Joseph W. Souza, Jr. (1903-1979) received the Pugsley Medal in 1971 for "exceptional leadership in expanding and developing the Hawaii State Parks system." Souza was born in McBryde Camp on Kauai. He never graduated from high school and started his working life with the Kauai Electric Co. and McBryde Sugar Co. From there, he entered the merchant marine service in World War II and later recalled, "My travels at sea and seeing resources in different parts of the world, influenced me to get into parks after the war."
Souza began his almost 35 years of park service in 1944 as a ranger for the Territorial Department of Forestry and Agriculture. His duties involved tree planting, trail maintenance and surveillance to enforce regulations, mostly concerning hunting. "In those days we were deputized wardens," he said. He spent 18 years working at Kokee and other Kauai areas, proving adept at completing difficult projects and hosting famous scientists to do field work. He also was a co-founder of the Kokee museum in 1953. During this period he developed a reputation as an effective park manager.
Efforts began in 1947 to start a parks system under the forestry section, and a law was passed in 1949 providing for a parks division. But it wasn't until 1960 that the division was set up. Souza went to Honolulu from Kauai that year to work in the division after it was transferred to the Department of Land and Natural Resources. The new division went on a crash program to develop one new park on each island. Souza was appointed acting director in 1964, and 18 months later, was confirmed as the permanent director.
When he took the helm of the system, it was comprised of 22 parks containing 6,400 acres. During Souza's 14 years as director, the number of parks tripled. By the time of his retirement in 1978, the system had 64 parks containing 20,295 acres. Souza's excellence as a parks director was central to the high level of credibility parks achieved within the state's government.
Despite this extraordinary growth, Souza believed the state parks system was inadequate in the number of acres within it. He attributed this to the requirement to seek legislative mandate and funding for each project on an incremental basis: "To make it a good, sound program, we should have advance planning. The approval and completion of a statewide plan should allow the parks division to develop long-range parks programs and seek funds to carry them out."
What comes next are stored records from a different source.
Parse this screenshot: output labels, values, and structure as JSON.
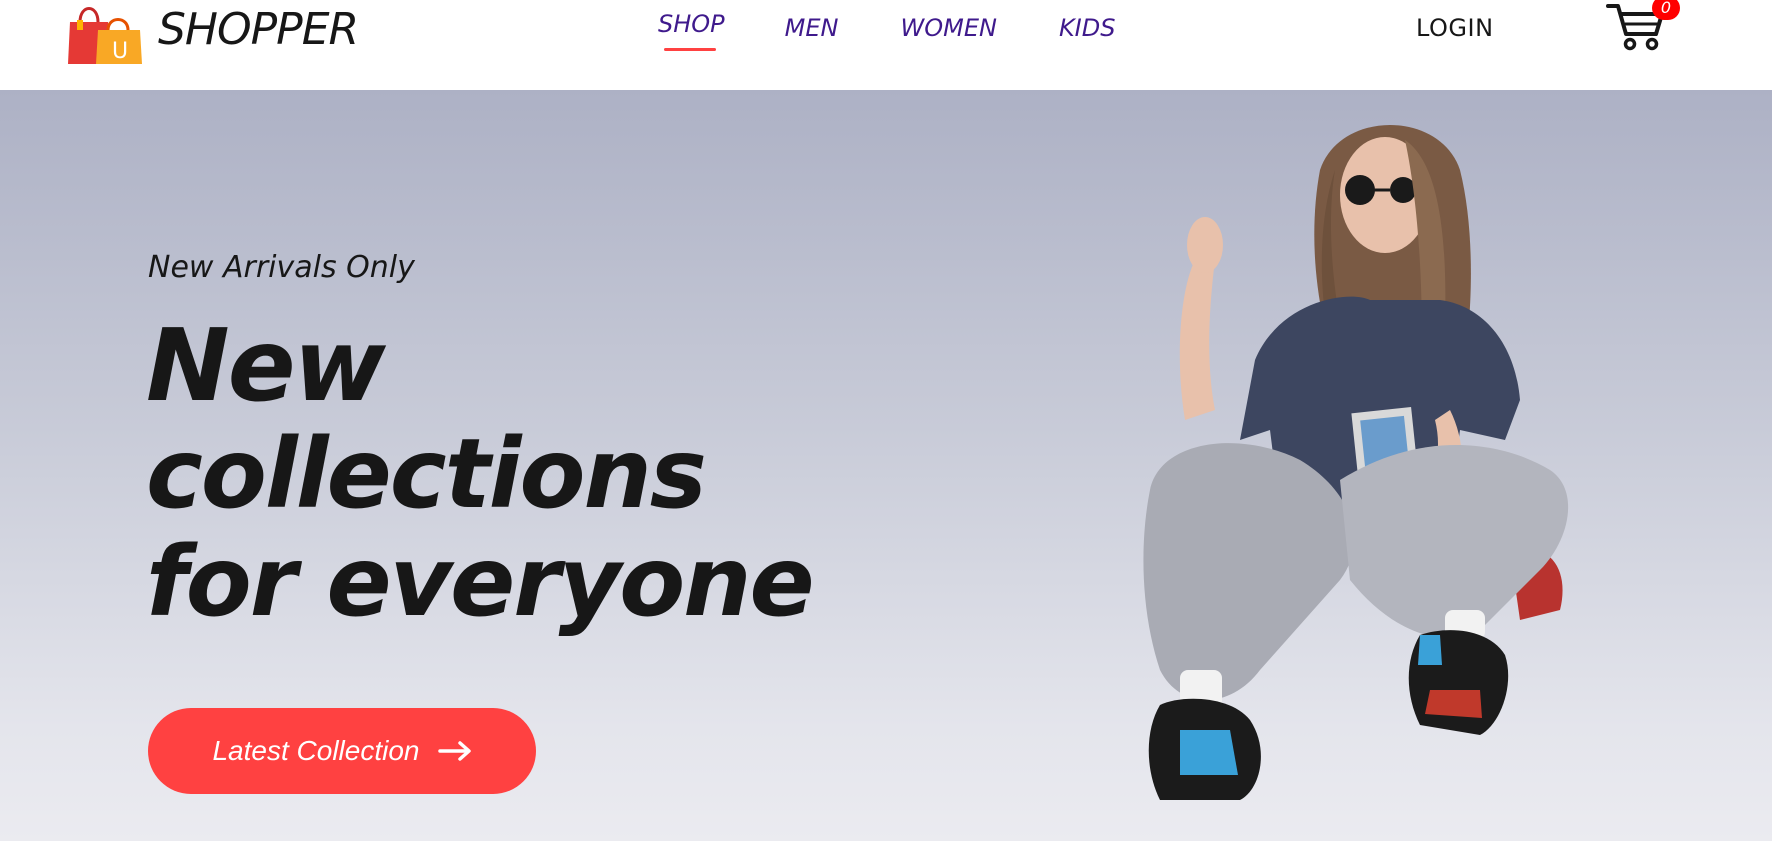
{
  "navbar": {
    "brand": "SHOPPER",
    "menu": [
      {
        "label": "SHOP",
        "active": true
      },
      {
        "label": "MEN",
        "active": false
      },
      {
        "label": "WOMEN",
        "active": false
      },
      {
        "label": "KIDS",
        "active": false
      }
    ],
    "login_label": "LOGIN",
    "cart_count": "0",
    "icons": {
      "logo": "shopping-bags-icon",
      "cart": "shopping-cart-icon"
    }
  },
  "hero": {
    "subtitle": "New Arrivals Only",
    "title_lines": [
      "New",
      "collections",
      "for everyone"
    ],
    "cta_label": "Latest Collection",
    "cta_icon": "arrow-right-icon",
    "image_alt": "hero-model"
  },
  "colors": {
    "accent": "#ff4141",
    "nav_text": "#3f1a8c",
    "hero_gradient_top": "#adb1c5",
    "hero_gradient_bottom": "#ebebf0",
    "cart_badge": "#ff0000"
  }
}
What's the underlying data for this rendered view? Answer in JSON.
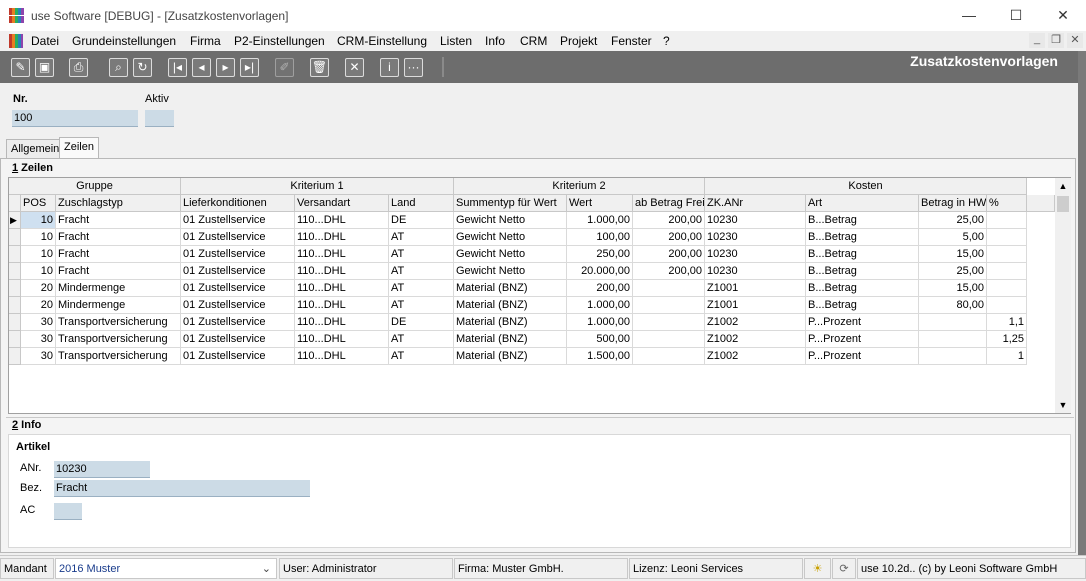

Souza viewed parks as a central component of the tourism industry upon which the state's economic health depends. In his eyes, the accelerated development across the state, and especially the build-up of the perimeters on each island, made the acquisition of beach parks particularly important. He observed: "I feel when we wanted statehood, and accepted statehood, that our people accepted responsibility for the land. It gives the state prestige in being able to develop its resources as an asset for the residents and the tourists."
Souza's death came about a day after a request was submitted to the state legislature for funds to establish an interpretation program and to designate the old Civilian Conservation Corps camp at Kokee as the "Joseph W. Souza, Jr. Training Center and Field Station."
Altonn, Helen. (1978, December 11). A working sort of retirement. Honolulu Star-Bulletin.